## REQUIRED ACTION
Restate the records that follow word for word; no pictures should appear.

## GIVEN RECORDS
============================================================

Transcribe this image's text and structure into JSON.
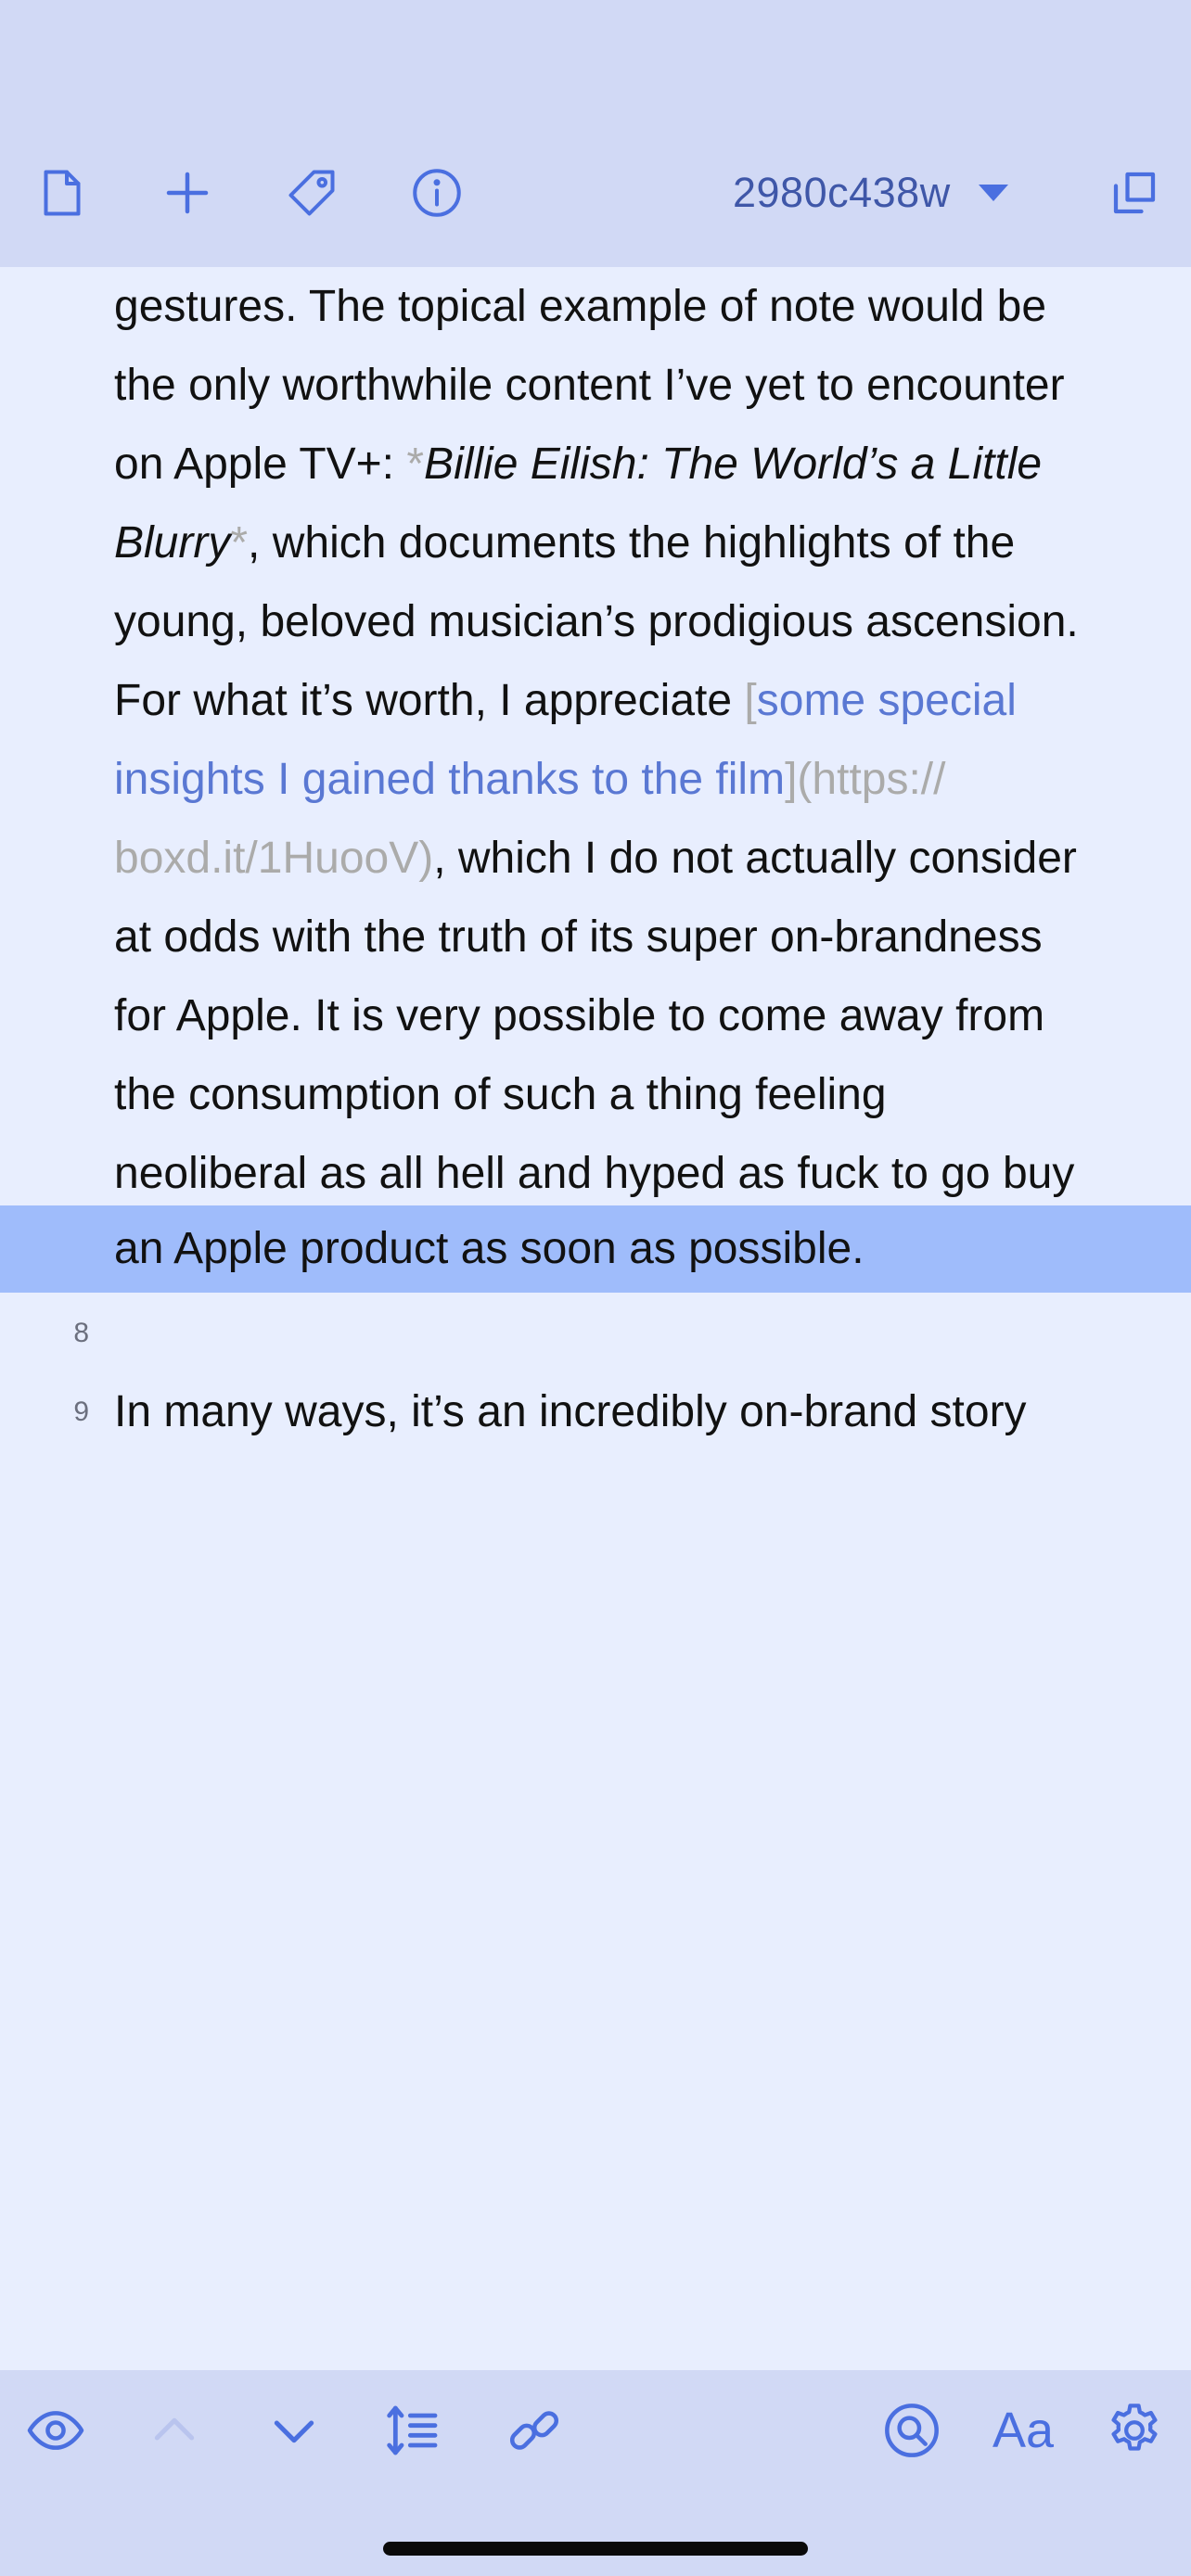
{
  "toolbar": {
    "document_title": "2980c438w",
    "icons": {
      "new_document": "document-icon",
      "add": "plus-icon",
      "tags": "tag-icon",
      "info": "info-icon",
      "expand": "expand-icon"
    }
  },
  "editor": {
    "lines": [
      "gestures. The topical example of note would be",
      "the only worthwhile content I’ve yet to encounter",
      {
        "prefix": "on Apple TV+: ",
        "marker_open": "*",
        "italic": "Billie Eilish: The World’s a Little"
      },
      {
        "italic": "Blurry",
        "marker_close": "*",
        "suffix": ", which documents the highlights of the"
      },
      "young, beloved musician’s prodigious ascension.",
      {
        "prefix": "For what it’s worth, I appreciate ",
        "bracket_open": "[",
        "link": "some special"
      },
      {
        "link": "insights I gained thanks to the film",
        "bracket_close": "]",
        "url_start": "(https://"
      },
      {
        "url_end": "boxd.it/1HuooV)",
        "suffix": ", which I do not actually consider"
      },
      "at odds with the truth of its super on-brandness",
      "for Apple. It is very possible to come away from",
      "the consumption of such a thing feeling",
      "neoliberal as all hell and hyped as fuck to go buy",
      "an Apple product as soon as possible."
    ],
    "line8_number": "8",
    "line9_number": "9",
    "line9_text": "In many ways, it’s an incredibly on-brand story"
  },
  "bottom_toolbar": {
    "icons": {
      "preview": "eye-icon",
      "previous": "chevron-up-icon",
      "next": "chevron-down-icon",
      "outline": "line-height-list-icon",
      "link": "link-icon",
      "search": "search-icon",
      "font": "font-icon",
      "settings": "gear-icon"
    },
    "font_label": "Aa"
  },
  "colors": {
    "accent": "#4a6fe0",
    "toolbar_bg": "#d1d9f5",
    "editor_bg": "#e8eefe",
    "highlight": "#9fbcfb",
    "markup_gray": "#ababaa",
    "link_blue": "#5a78d3"
  }
}
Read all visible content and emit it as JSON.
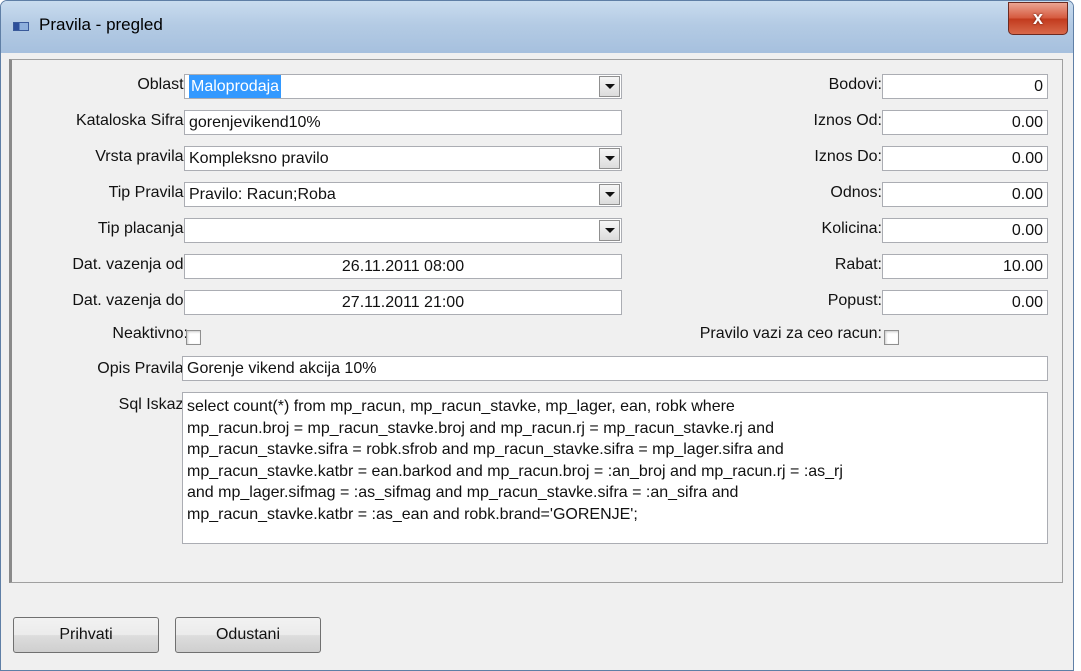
{
  "window": {
    "title": "Pravila - pregled",
    "close_glyph": "x"
  },
  "form": {
    "oblast": {
      "label": "Oblast:",
      "value": "Maloprodaja"
    },
    "kataloska_sifra": {
      "label": "Kataloska Sifra:",
      "value": "gorenjevikend10%"
    },
    "vrsta_pravila": {
      "label": "Vrsta pravila:",
      "value": "Kompleksno pravilo"
    },
    "tip_pravila": {
      "label": "Tip Pravila:",
      "value": "Pravilo: Racun;Roba"
    },
    "tip_placanja": {
      "label": "Tip placanja:",
      "value": ""
    },
    "dat_od": {
      "label": "Dat. vazenja od:",
      "value": "26.11.2011 08:00"
    },
    "dat_do": {
      "label": "Dat. vazenja do:",
      "value": "27.11.2011 21:00"
    },
    "neaktivno": {
      "label": "Neaktivno:",
      "checked": false
    },
    "opis": {
      "label": "Opis Pravila:",
      "value": "Gorenje vikend akcija 10%"
    },
    "sql": {
      "label": "Sql Iskaz:",
      "value": "select count(*) from mp_racun, mp_racun_stavke, mp_lager, ean, robk where\nmp_racun.broj = mp_racun_stavke.broj and mp_racun.rj = mp_racun_stavke.rj and\nmp_racun_stavke.sifra = robk.sfrob and mp_racun_stavke.sifra = mp_lager.sifra and\nmp_racun_stavke.katbr = ean.barkod and mp_racun.broj = :an_broj and mp_racun.rj = :as_rj\nand mp_lager.sifmag = :as_sifmag and mp_racun_stavke.sifra = :an_sifra and\nmp_racun_stavke.katbr = :as_ean and robk.brand='GORENJE';"
    }
  },
  "right": {
    "bodovi": {
      "label": "Bodovi:",
      "value": "0"
    },
    "iznos_od": {
      "label": "Iznos Od:",
      "value": "0.00"
    },
    "iznos_do": {
      "label": "Iznos Do:",
      "value": "0.00"
    },
    "odnos": {
      "label": "Odnos:",
      "value": "0.00"
    },
    "kolicina": {
      "label": "Kolicina:",
      "value": "0.00"
    },
    "rabat": {
      "label": "Rabat:",
      "value": "10.00"
    },
    "popust": {
      "label": "Popust:",
      "value": "0.00"
    },
    "ceo_racun": {
      "label": "Pravilo vazi za ceo racun:",
      "checked": false
    }
  },
  "buttons": {
    "prihvati": "Prihvati",
    "odustani": "Odustani"
  },
  "colors": {
    "selection": "#3399ff",
    "titlebar": "#b4cbe4",
    "close": "#c23b1e"
  }
}
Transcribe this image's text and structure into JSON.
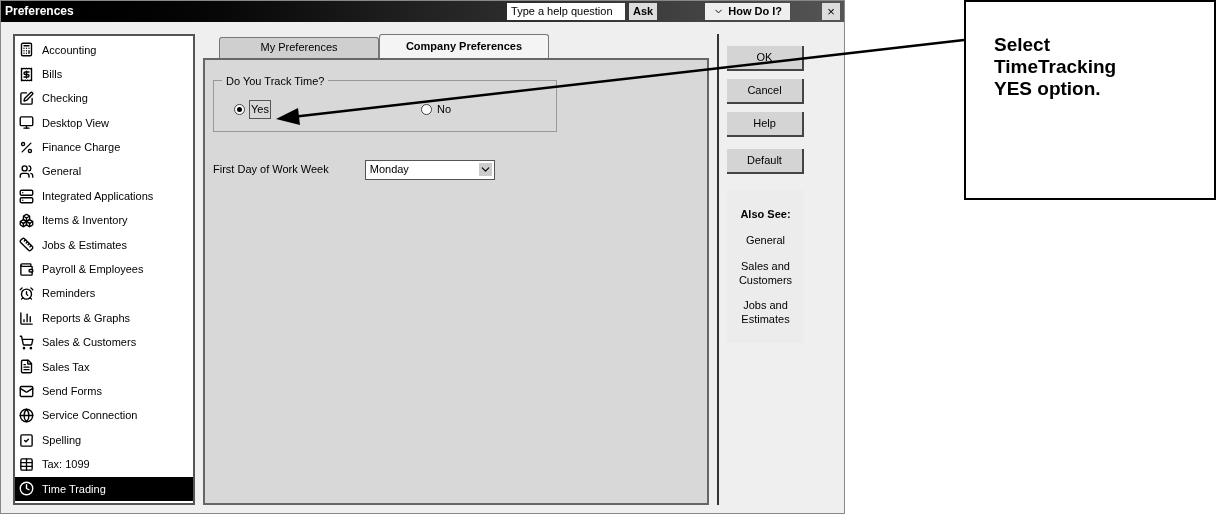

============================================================

## FINISHED TASK
Transcribe this image's text and structure into JSON.
{
  "toolbar": {
    "document_title": "2980c438w",
    "icons": {
      "new_document": "document-icon",
      "add": "plus-icon",
      "tags": "tag-icon",
      "info": "info-icon",
      "expand": "expand-icon"
    }
  },
  "editor": {
    "lines": [
      "gestures. The topical example of note would be",
      "the only worthwhile content I’ve yet to encounter",
      {
        "prefix": "on Apple TV+: ",
        "marker_open": "*",
        "italic": "Billie Eilish: The World’s a Little"
      },
      {
        "italic": "Blurry",
        "marker_close": "*",
        "suffix": ", which documents the highlights of the"
      },
      "young, beloved musician’s prodigious ascension.",
      {
        "prefix": "For what it’s worth, I appreciate ",
        "bracket_open": "[",
        "link": "some special"
      },
      {
        "link": "insights I gained thanks to the film",
        "bracket_close": "]",
        "url_start": "(https://"
      },
      {
        "url_end": "boxd.it/1HuooV)",
        "suffix": ", which I do not actually consider"
      },
      "at odds with the truth of its super on-brandness",
      "for Apple. It is very possible to come away from",
      "the consumption of such a thing feeling",
      "neoliberal as all hell and hyped as fuck to go buy",
      "an Apple product as soon as possible."
    ],
    "line8_number": "8",
    "line9_number": "9",
    "line9_text": "In many ways, it’s an incredibly on-brand story"
  },
  "bottom_toolbar": {
    "icons": {
      "preview": "eye-icon",
      "previous": "chevron-up-icon",
      "next": "chevron-down-icon",
      "outline": "line-height-list-icon",
      "link": "link-icon",
      "search": "search-icon",
      "font": "font-icon",
      "settings": "gear-icon"
    },
    "font_label": "Aa"
  },
  "colors": {
    "accent": "#4a6fe0",
    "toolbar_bg": "#d1d9f5",
    "editor_bg": "#e8eefe",
    "highlight": "#9fbcfb",
    "markup_gray": "#ababaa",
    "link_blue": "#5a78d3"
  }
}
Read all visible content and emit it as JSON.
{
  "window": {
    "title": "Pravila - pregled",
    "close_glyph": "x"
  },
  "form": {
    "oblast": {
      "label": "Oblast:",
      "value": "Maloprodaja"
    },
    "kataloska_sifra": {
      "label": "Kataloska Sifra:",
      "value": "gorenjevikend10%"
    },
    "vrsta_pravila": {
      "label": "Vrsta pravila:",
      "value": "Kompleksno pravilo"
    },
    "tip_pravila": {
      "label": "Tip Pravila:",
      "value": "Pravilo: Racun;Roba"
    },
    "tip_placanja": {
      "label": "Tip placanja:",
      "value": ""
    },
    "dat_od": {
      "label": "Dat. vazenja od:",
      "value": "26.11.2011 08:00"
    },
    "dat_do": {
      "label": "Dat. vazenja do:",
      "value": "27.11.2011 21:00"
    },
    "neaktivno": {
      "label": "Neaktivno:",
      "checked": false
    },
    "opis": {
      "label": "Opis Pravila:",
      "value": "Gorenje vikend akcija 10%"
    },
    "sql": {
      "label": "Sql Iskaz:",
      "value": "select count(*) from mp_racun, mp_racun_stavke, mp_lager, ean, robk where\nmp_racun.broj = mp_racun_stavke.broj and mp_racun.rj = mp_racun_stavke.rj and\nmp_racun_stavke.sifra = robk.sfrob and mp_racun_stavke.sifra = mp_lager.sifra and\nmp_racun_stavke.katbr = ean.barkod and mp_racun.broj = :an_broj and mp_racun.rj = :as_rj\nand mp_lager.sifmag = :as_sifmag and mp_racun_stavke.sifra = :an_sifra and\nmp_racun_stavke.katbr = :as_ean and robk.brand='GORENJE';"
    }
  },
  "right": {
    "bodovi": {
      "label": "Bodovi:",
      "value": "0"
    },
    "iznos_od": {
      "label": "Iznos Od:",
      "value": "0.00"
    },
    "iznos_do": {
      "label": "Iznos Do:",
      "value": "0.00"
    },
    "odnos": {
      "label": "Odnos:",
      "value": "0.00"
    },
    "kolicina": {
      "label": "Kolicina:",
      "value": "0.00"
    },
    "rabat": {
      "label": "Rabat:",
      "value": "10.00"
    },
    "popust": {
      "label": "Popust:",
      "value": "0.00"
    },
    "ceo_racun": {
      "label": "Pravilo vazi za ceo racun:",
      "checked": false
    }
  },
  "buttons": {
    "prihvati": "Prihvati",
    "odustani": "Odustani"
  },
  "colors": {
    "selection": "#3399ff",
    "titlebar": "#b4cbe4",
    "close": "#c23b1e"
  }
}
Transcribe this image's text and structure into JSON.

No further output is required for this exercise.